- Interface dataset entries

--

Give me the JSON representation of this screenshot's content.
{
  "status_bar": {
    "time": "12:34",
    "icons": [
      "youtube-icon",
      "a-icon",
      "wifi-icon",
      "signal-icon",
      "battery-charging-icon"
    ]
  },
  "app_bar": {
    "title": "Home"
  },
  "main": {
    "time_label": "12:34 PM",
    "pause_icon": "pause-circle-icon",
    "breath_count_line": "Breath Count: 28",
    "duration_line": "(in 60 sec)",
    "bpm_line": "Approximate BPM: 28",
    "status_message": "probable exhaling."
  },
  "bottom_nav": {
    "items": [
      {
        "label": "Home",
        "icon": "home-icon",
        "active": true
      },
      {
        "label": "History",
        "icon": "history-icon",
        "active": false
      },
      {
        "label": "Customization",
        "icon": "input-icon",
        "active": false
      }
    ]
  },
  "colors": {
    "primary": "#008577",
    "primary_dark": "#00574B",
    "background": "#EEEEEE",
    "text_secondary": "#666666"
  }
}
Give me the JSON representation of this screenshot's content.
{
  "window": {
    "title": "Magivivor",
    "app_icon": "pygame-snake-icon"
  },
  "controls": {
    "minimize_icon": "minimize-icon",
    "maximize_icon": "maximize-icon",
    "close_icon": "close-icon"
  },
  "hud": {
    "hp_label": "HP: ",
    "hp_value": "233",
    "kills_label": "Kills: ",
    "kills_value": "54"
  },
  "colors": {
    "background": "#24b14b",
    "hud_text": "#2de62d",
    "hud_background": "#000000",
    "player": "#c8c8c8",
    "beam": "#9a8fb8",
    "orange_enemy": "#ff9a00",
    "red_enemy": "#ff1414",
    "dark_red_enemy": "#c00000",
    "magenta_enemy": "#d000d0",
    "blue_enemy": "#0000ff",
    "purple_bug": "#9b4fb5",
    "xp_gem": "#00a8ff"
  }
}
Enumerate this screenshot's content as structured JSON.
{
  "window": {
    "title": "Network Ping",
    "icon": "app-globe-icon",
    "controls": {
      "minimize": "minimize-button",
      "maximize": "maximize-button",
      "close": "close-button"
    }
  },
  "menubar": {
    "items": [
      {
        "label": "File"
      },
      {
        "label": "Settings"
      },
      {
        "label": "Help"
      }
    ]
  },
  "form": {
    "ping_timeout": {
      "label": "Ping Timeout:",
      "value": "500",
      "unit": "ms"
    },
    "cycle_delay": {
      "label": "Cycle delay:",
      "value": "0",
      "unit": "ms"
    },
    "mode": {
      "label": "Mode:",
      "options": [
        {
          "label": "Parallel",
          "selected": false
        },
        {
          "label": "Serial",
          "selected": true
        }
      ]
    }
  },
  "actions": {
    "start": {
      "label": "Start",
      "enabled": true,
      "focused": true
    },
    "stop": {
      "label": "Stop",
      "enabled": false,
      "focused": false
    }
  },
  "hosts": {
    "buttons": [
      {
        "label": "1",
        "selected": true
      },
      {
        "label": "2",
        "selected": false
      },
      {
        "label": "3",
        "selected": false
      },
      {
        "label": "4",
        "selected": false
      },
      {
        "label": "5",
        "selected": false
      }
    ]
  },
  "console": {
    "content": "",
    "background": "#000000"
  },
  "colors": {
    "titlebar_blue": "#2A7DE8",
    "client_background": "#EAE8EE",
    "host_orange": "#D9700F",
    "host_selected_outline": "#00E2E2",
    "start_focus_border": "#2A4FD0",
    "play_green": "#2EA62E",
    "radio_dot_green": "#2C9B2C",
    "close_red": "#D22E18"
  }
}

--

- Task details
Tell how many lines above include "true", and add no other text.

- Solution below
5